Find stylish comfort. So often in today's society comfort means frumpy. Get used to wearing dresses. Sure, back in the day you'd have to wear stockings but depending on your age and the occasion it's a lot more comfortable and perfectly appropriate to just go without them. You might find that it's just as easy to be comfortable in a skirt as it is to be comfortable in a pair of jeans.
Incorporate what works for you and leave the rest out. You might be intimidated when you first start trying to incorporate vintage clothes in your wardrobe. You don't have to throw everything else out. Try pairing a vintage inspired sweater with a form fitting pair of jeans. Just buying a pencil skirt can open up your options with your everyday work wardrobe. If your hair, makeup and clothes are all vintage it might just look like you stepped out of a time machine. This might not be practical for everyday life so learn to mix and match what flatters you with what you already have in your wardrobe.
More information , please visit :
Monday, March 4, 2013
If you have an appreciation for classic styles, or just the desire to wear something unique, vintage clothing and accessories can be great additions to your wardrobe. We all know that fashion repeats itself. Certain styles never go out of style and many modern-day designers borrow ideas and design details from bygone era, so investing in, and learning how to wear vintage fashions makes sense.
Authentic Vintage Clothing
60`s Vintage Fashion
For those unsure of how to determine an item is vintage, some details from garments produced prior to the 1960's that are easy to identify are metal zippers, pinked seams which are zig-zag edges and side snap closures. Vintage clothing is also easy to identify based on the fabric; older textiles feel very different from anything manufactured these days and usually come in colours that we don't see much of in current trends.
The Secret To Wearing Vintage Clothing
The key to wearing vintage is to combine it with modern items instead of wearing full head-to-toe vintage, which runs the risk of making you look like you're heading to a costume party. Some vintage items are so glamorous and dramatic, like faux-fur coats, that they should remain the sole focus of your entire outfit anyway! If you're wearing vintage high-waisted pants, try pairing them with a contemporary blouse and shoes. With a vintage dress, try following today's beauty trends when doing your hair and makeup to remain relevant to today's trends.

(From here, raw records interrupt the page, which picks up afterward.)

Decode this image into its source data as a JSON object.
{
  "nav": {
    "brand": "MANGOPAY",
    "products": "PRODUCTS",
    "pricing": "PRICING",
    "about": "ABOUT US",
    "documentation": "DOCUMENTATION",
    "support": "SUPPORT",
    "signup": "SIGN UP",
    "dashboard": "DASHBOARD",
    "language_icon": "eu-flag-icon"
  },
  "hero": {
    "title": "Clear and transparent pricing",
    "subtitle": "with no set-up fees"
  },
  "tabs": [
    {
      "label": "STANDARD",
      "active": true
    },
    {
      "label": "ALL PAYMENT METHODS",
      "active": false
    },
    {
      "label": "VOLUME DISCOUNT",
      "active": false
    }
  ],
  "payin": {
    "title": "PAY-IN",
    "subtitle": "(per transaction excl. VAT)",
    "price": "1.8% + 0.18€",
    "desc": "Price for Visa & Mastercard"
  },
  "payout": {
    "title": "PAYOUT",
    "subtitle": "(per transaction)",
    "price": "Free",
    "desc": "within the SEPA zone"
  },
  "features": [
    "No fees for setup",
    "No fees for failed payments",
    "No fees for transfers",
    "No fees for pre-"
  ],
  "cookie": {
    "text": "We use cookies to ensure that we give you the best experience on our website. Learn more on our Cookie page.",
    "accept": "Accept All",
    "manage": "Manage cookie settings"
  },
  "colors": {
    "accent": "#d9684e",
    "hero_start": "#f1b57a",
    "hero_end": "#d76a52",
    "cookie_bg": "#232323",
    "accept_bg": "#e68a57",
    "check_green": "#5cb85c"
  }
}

It is important when looking at vintage clothing, to understand the shapes that suit your body type. Don't be afraid to try everything on to help you figure out what works and doesn't work for your shape. If you really love the fabric or look of a vintage item but find that it doesn't quite fit you in the right places, don't forget that you can get a tailor to update the garment to suit you. Things like shoulder pads or hemlines are easy to remove and alter.
Don't Over-do Things When It When Wearing Vintage Clothes
70`s Vintage Fashion
Be sure not to get too carried away, though; when it comes to vintage fashion there are trends that should remain in the bygone era, like the disco dresses from the 70's! The rule here is not to wear anything that is too dated. Whatever you choose to wear you've got to feel confident, otherwise it will show in your demeanour.
Vintage encompasses a host of eras and time periods like the 20's flapper, 60's bohemian and 80's hipster that there is bound to be something for everyone!
20's flapper vintage fashion style
60's bohemian vintage fashion style
80's hipster vintage fashion style